By Chuck Graham, TucsonStage.com
photo by Abril Castillo
Lucille Petty (center) and the Kit Kat ensemble are the decadent heart of this "Cabaret" production.
You absolutely must see Christopher Johnson’s spot-on gender-mangling interpretation of the Nazi musical “Cabaret.” Toss out the sparkly enthusiasm of Liza Minnelli and the smirky Emcee Joel Grey that everyone is used to.
Pour on the power and the bite of sleazy personalities completely bereft of any moral compass as entertainers at Berlin’s moldy Kit Kat Klub, powering down the Highway to Hell – only to be run over by the Nazi war machine barreling down the same highway so much faster with way more firepower.
As the sadly resigned ringmaster, Johnson with shaved head and white face paint is as great as we all knew he would be. Can you believe this costumed character making fun of every respectable thing in life is back stage between numbers shooting up more drugs?
You can now.
But it is Lucille Petty who steals the show as Sally Bowles, her creature a harrowing vision of the extremes some people can reach when they are so determined to avoid reality.
Thanks to Broadway’s compulsively happy musical theater history, over the decades Kander and Ebb’s “Cabaret” moneymaker has been stripped of its bitter irony.
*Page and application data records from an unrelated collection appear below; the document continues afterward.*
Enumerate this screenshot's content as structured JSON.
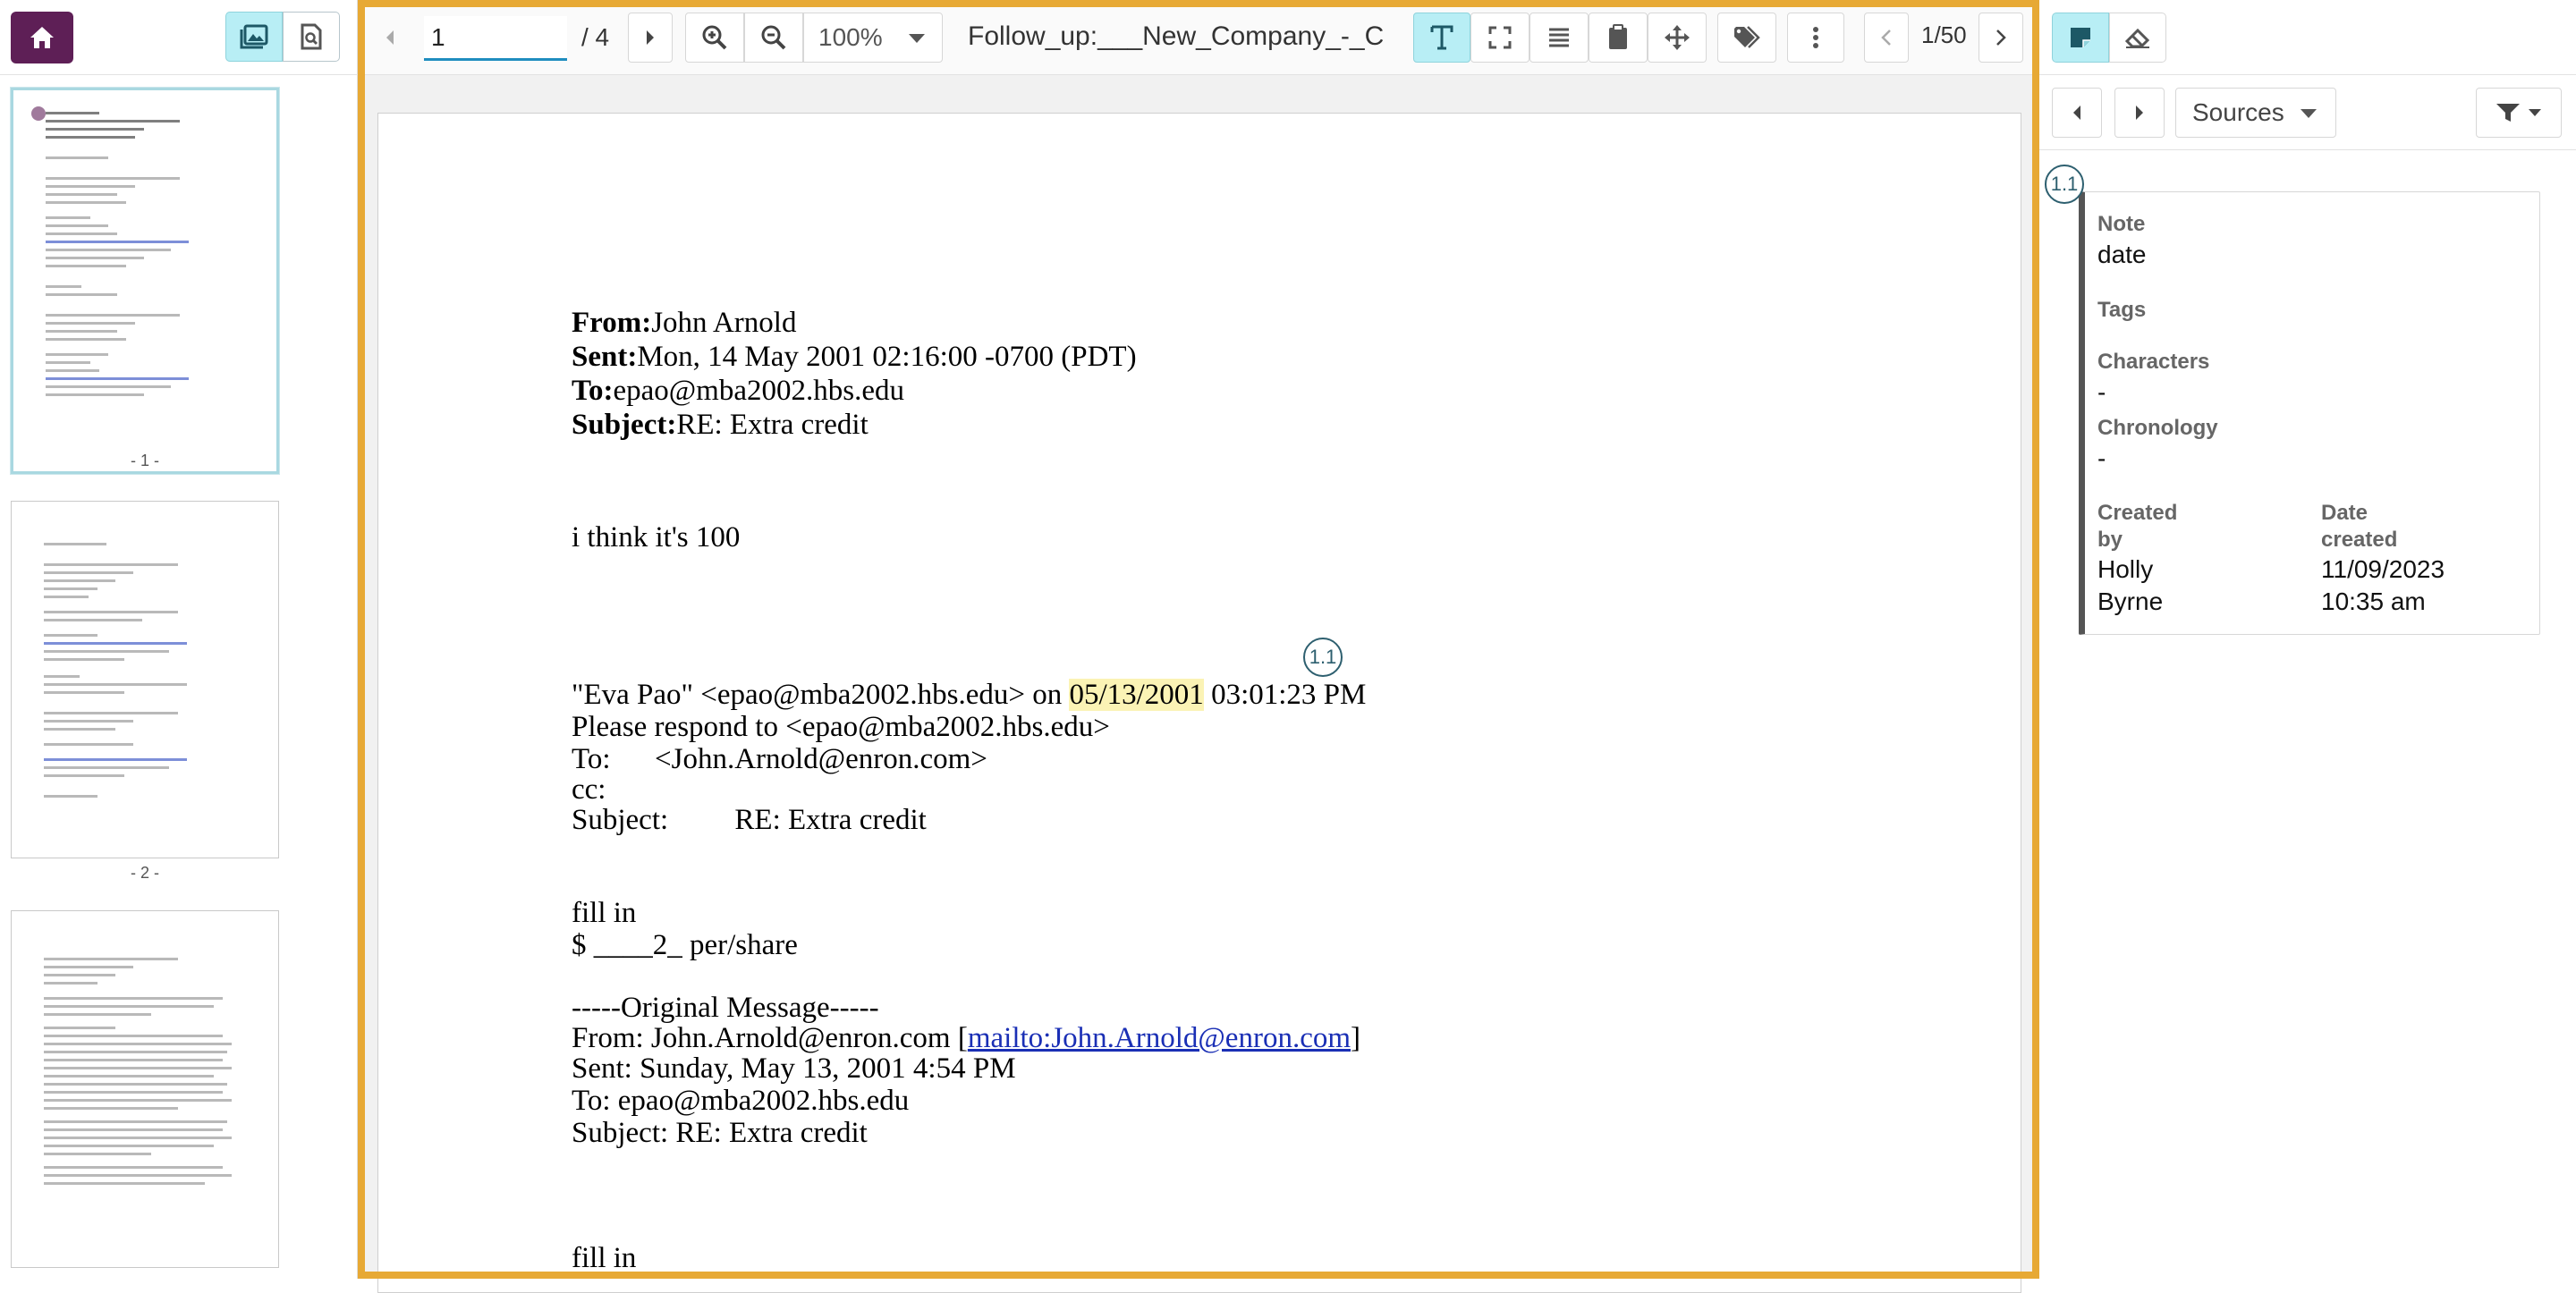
{
  "toolbar": {
    "page_current": "1",
    "page_total": "/ 4",
    "zoom": "100%",
    "doc_title": "Follow_up:___New_Company_-_C",
    "annotation_counter": "1/50"
  },
  "thumbnails": [
    {
      "label": "- 1 -"
    },
    {
      "label": "- 2 -"
    }
  ],
  "document": {
    "from_label": "From:",
    "from_value": "John Arnold",
    "sent_label": "Sent:",
    "sent_value": "Mon, 14 May 2001 02:16:00 -0700 (PDT)",
    "to_label": "To:",
    "to_value": "epao@mba2002.hbs.edu",
    "subject_label": "Subject:",
    "subject_value": "RE: Extra credit",
    "body1": "i think it's 100",
    "quote_pre": "\"Eva Pao\" <epao@mba2002.hbs.edu> on ",
    "quote_date": "05/13/2001",
    "quote_post": " 03:01:23 PM",
    "respond": "Please respond to <epao@mba2002.hbs.edu>",
    "to_line": "To:      <John.Arnold@enron.com>",
    "cc_line": "cc:",
    "subject_line": "Subject:         RE: Extra credit",
    "fill_in": "fill in",
    "per_share": "$ ____2_ per/share",
    "orig_msg": "-----Original Message-----",
    "orig_from_pre": "From: John.Arnold@enron.com [",
    "orig_from_link": "mailto:John.Arnold@enron.com",
    "orig_from_post": "]",
    "orig_sent": "Sent: Sunday, May 13, 2001 4:54 PM",
    "orig_to": "To: epao@mba2002.hbs.edu",
    "orig_subject": "Subject: RE: Extra credit",
    "fill_in_2": "fill in"
  },
  "marker_label": "1.1",
  "right_panel": {
    "sources_label": "Sources",
    "card_marker": "1.1",
    "note_label": "Note",
    "note_value": "date",
    "tags_label": "Tags",
    "characters_label": "Characters",
    "characters_value": "-",
    "chronology_label": "Chronology",
    "chronology_value": "-",
    "created_by_label_1": "Created",
    "created_by_label_2": "by",
    "created_by_value_1": "Holly",
    "created_by_value_2": "Byrne",
    "date_created_label_1": "Date",
    "date_created_label_2": "created",
    "date_created_value_1": "11/09/2023",
    "date_created_value_2": "10:35 am"
  },
  "colors": {
    "accent": "#e7a935",
    "home_bg": "#5e1f56",
    "active_bg": "#b8eef5",
    "highlight": "#fbf3b5",
    "link": "#1a2fb5"
  },
  "icons": [
    "home-icon",
    "thumbnails-icon",
    "search-document-icon",
    "chevron-left-icon",
    "chevron-right-icon",
    "zoom-in-icon",
    "zoom-out-icon",
    "chevron-down-icon",
    "text-tool-icon",
    "fullscreen-icon",
    "align-icon",
    "clipboard-icon",
    "move-icon",
    "tag-icon",
    "more-vertical-icon",
    "note-icon",
    "eraser-icon",
    "filter-icon"
  ]
}
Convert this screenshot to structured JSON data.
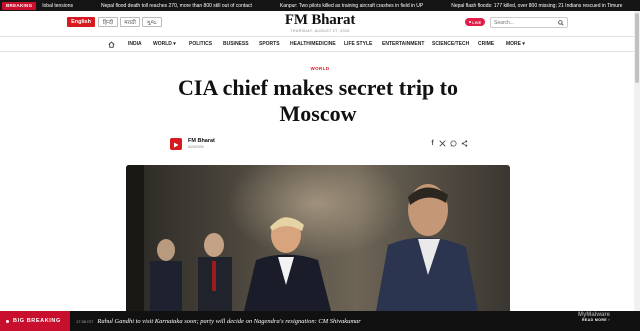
{
  "ticker": {
    "tag": "BREAKING",
    "items": [
      "lobal tensions",
      "Nepal flood death toll reaches 270, more than 800 still out of contact",
      "Kanpur: Two pilots killed as training aircraft crashes in field in UP",
      "Nepal flash floods: 177 killed, over 800 missing; 21 Indians rescued in Timure"
    ]
  },
  "header": {
    "languages": [
      "English",
      "हिन्दी",
      "मराठी",
      "ગુજ."
    ],
    "logo": "FM Bharat",
    "date": "THURSDAY, AUGUST 27, 2026",
    "live_label": "LIVE",
    "search_placeholder": "Search..."
  },
  "nav": [
    "INDIA",
    "WORLD",
    "POLITICS",
    "BUSINESS",
    "SPORTS",
    "HEALTH/MEDICINE",
    "LIFE STYLE",
    "ENTERTAINMENT",
    "SCIENCE/TECH",
    "CRIME",
    "MORE"
  ],
  "article": {
    "category": "WORLD",
    "headline_line1": "CIA chief makes secret trip to",
    "headline_line2": "Moscow",
    "author": "FM Bharat",
    "date": "8/25/2026"
  },
  "breaking_bar": {
    "label": "BIG BREAKING",
    "time": "17:38 IST",
    "story": "Rahul Gandhi to visit Karnataka soon; party will decide on Nagendra's resignation: CM Shivakumar",
    "read_more": "READ MORE",
    "watermark": "MyMalware"
  },
  "colors": {
    "brand_red": "#d71920",
    "breaking_red": "#c8102e",
    "ticker_bg": "#141414"
  }
}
Most often, when those bright red banners with the giant swastikas are unfurled at the end, the impact is like “Oh, yeah, that’s right.”
There is no sugar coating in this production, presented by the Winding Road Theatre Ensemble.
Of course, we all know the show. Opening on Broadway in 1966, “Cabaret” has found success at every level – most often as high-energy entertainment with that Nazi kicker on the end.
So when Johnson comes strutting out after that clanging cymbal introduction, it’s definitely time to settle back and buckle up.
Co-directors Johnson and Evan Werner are convinced you can’t have too much decadence. Choreographer Mickey Nugent shares their vision, as do the seven Kit Kat Klub dancers who perform with the weary inevitability of lost souls.
Standing for everything good and true is the traditional romance of Herr Schultz (David A. Johnston) and Fraulein Schneider (Susan Arnold). These fine actors catch the heart breaking beauty of their roles.
Nick Trice as the idealistic American writer Clifford adds a contrasting stability to bohemian Sally. Dani Dryer gives the foreshadowing Nazi supporter Ernest Ludwig all the menace that he needs.
Though Sally and the Emcee are the point persons in this play, the production is a complete ensemble effort. Everyone is doing their part, creating unforgettable theater that people will be talking about long after the curtain drops.
“Cabaret” continues through Dec. 22 in the Cabaret Space at the Temple of Music and Art, 330 S. Scott Ave. Opening is 7 ;30 p.m. Saturday, Dec. 7, continuing at 7:30 p.m. Thursdays-Saturdays, 2 p.m. Sundays. Tickets are $22, with discounts available. Café tables for two, with pre-show and intermission bar service, $56 per table,
For details and reservations, 520-401-3626, www.windingroadtheater.org